Dataset records START
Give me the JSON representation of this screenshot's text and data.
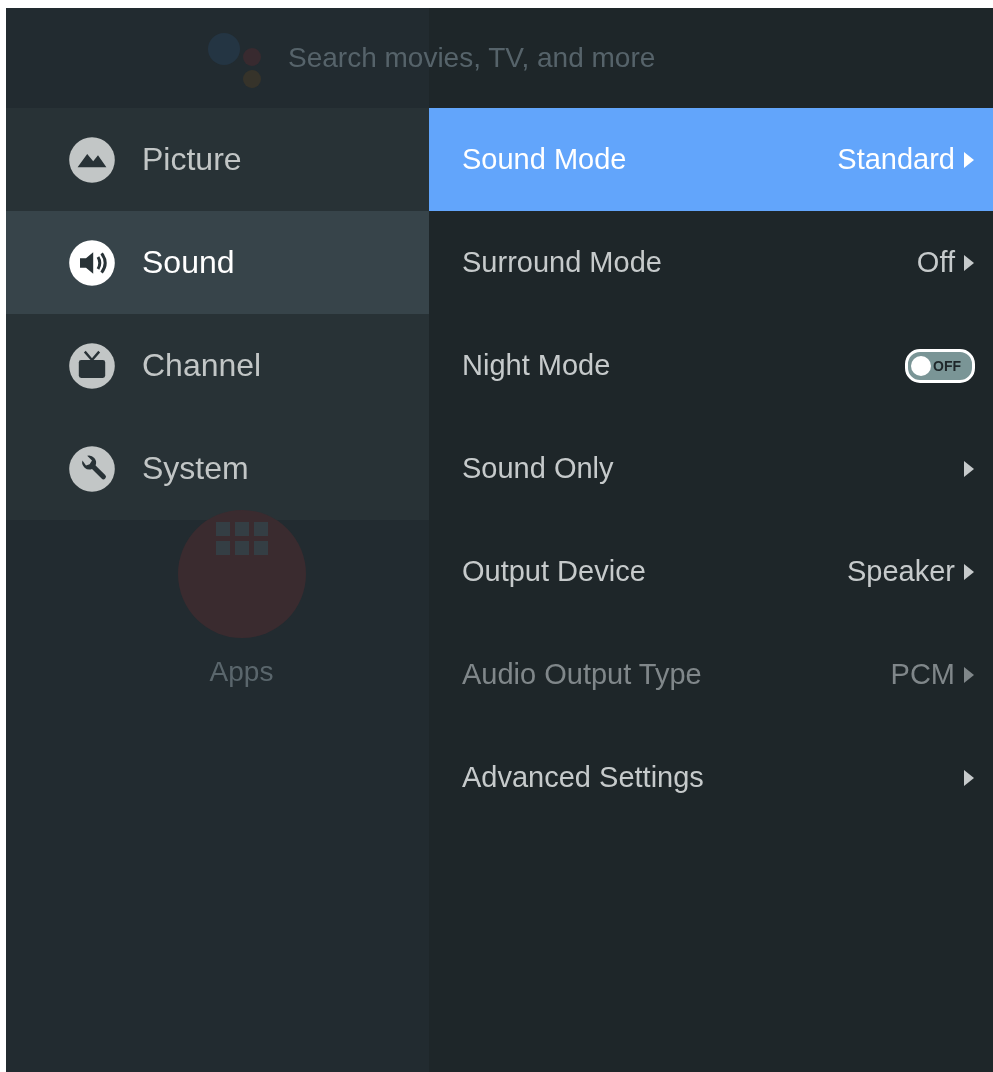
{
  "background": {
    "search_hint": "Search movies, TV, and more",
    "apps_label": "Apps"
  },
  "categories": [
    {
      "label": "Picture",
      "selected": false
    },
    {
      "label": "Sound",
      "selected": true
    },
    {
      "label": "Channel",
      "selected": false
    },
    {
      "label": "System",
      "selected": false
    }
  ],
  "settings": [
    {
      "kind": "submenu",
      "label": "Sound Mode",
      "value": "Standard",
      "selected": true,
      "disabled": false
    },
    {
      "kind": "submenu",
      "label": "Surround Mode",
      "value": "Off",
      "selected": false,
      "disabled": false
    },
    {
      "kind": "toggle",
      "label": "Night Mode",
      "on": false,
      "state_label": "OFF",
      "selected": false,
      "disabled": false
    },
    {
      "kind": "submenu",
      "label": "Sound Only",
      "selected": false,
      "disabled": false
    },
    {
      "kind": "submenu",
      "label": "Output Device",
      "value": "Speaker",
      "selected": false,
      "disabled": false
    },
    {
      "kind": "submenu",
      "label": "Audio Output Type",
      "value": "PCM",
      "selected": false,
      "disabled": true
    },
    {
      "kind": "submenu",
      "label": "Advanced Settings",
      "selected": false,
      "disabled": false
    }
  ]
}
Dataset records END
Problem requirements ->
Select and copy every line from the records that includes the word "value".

Your solution ->
      "value": "Standard",
      "value": "Off",
      "value": "Speaker",
      "value": "PCM",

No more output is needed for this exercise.